**GOAL OF THE EXERCISE:** Return, from the data below, each line that contains the word "Express".

(Stored data entries)

'''

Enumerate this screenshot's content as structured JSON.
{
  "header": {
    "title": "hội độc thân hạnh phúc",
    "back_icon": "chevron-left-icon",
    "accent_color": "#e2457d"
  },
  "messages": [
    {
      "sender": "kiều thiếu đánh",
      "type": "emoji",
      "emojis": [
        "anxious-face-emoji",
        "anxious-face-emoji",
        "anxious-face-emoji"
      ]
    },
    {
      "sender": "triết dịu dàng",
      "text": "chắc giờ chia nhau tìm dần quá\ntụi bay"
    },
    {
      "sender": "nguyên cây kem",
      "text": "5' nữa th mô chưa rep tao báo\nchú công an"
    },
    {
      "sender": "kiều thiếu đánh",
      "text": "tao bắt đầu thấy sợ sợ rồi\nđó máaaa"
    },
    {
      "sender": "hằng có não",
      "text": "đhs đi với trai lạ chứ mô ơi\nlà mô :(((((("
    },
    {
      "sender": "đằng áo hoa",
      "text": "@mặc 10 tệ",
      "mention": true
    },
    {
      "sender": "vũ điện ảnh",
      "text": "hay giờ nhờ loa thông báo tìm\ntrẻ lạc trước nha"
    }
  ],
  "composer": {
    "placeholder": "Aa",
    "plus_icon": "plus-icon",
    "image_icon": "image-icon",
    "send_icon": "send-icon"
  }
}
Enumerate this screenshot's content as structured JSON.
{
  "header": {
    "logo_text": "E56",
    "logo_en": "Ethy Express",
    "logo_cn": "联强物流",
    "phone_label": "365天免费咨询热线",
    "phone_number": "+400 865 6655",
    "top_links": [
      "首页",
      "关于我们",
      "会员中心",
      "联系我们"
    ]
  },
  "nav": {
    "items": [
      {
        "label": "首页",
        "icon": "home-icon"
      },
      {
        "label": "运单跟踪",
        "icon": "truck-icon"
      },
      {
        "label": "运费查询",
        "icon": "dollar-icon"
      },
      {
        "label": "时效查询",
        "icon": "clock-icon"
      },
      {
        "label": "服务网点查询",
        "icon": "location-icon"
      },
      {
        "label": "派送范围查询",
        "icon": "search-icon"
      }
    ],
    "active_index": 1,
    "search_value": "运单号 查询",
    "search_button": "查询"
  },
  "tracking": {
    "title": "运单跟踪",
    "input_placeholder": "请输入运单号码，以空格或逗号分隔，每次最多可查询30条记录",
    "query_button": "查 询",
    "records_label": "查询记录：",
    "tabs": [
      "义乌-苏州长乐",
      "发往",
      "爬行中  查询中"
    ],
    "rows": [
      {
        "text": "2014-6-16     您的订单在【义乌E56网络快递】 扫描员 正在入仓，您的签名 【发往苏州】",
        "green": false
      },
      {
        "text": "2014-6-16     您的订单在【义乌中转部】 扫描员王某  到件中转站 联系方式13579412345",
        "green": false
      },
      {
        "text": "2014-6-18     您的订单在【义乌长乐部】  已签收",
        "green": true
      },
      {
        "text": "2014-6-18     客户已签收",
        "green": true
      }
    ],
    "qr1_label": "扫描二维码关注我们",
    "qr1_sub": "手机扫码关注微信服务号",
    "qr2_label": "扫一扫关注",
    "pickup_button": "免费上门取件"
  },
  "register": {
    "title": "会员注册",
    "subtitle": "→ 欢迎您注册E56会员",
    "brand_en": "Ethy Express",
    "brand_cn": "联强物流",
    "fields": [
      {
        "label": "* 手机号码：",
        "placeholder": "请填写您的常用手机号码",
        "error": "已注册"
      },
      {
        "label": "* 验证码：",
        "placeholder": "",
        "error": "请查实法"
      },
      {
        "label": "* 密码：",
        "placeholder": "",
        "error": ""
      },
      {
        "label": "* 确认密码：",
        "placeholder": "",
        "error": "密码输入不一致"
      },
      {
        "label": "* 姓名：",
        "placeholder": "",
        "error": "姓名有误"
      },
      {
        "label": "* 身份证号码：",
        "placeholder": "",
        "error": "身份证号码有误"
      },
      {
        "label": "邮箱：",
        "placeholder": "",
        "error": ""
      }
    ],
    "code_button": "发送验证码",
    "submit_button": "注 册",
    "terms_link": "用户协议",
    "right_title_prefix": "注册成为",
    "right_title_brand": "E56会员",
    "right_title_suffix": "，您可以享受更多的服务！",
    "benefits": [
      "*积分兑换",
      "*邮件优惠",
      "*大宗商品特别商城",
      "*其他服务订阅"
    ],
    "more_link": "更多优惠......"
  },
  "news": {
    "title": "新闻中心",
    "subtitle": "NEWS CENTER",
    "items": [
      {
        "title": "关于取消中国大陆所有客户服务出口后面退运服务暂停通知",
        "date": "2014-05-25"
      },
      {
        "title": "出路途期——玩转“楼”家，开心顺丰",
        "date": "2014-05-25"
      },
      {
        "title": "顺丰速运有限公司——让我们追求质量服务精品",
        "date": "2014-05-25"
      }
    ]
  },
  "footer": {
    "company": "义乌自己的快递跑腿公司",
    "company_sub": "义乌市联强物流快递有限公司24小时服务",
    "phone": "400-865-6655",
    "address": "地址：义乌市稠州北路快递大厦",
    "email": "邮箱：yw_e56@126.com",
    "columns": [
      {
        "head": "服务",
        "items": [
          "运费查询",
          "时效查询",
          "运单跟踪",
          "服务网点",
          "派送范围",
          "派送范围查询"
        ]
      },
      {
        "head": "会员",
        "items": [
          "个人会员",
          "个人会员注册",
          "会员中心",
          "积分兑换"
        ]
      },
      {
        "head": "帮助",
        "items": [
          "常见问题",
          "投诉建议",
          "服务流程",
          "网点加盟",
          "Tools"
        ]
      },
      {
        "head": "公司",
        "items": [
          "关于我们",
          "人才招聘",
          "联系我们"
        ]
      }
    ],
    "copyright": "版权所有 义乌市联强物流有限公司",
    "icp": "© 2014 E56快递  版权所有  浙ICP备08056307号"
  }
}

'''

**YOUR SOLUTION:**
    "logo_en": "Ethy Express",
    "brand_en": "Ethy Express",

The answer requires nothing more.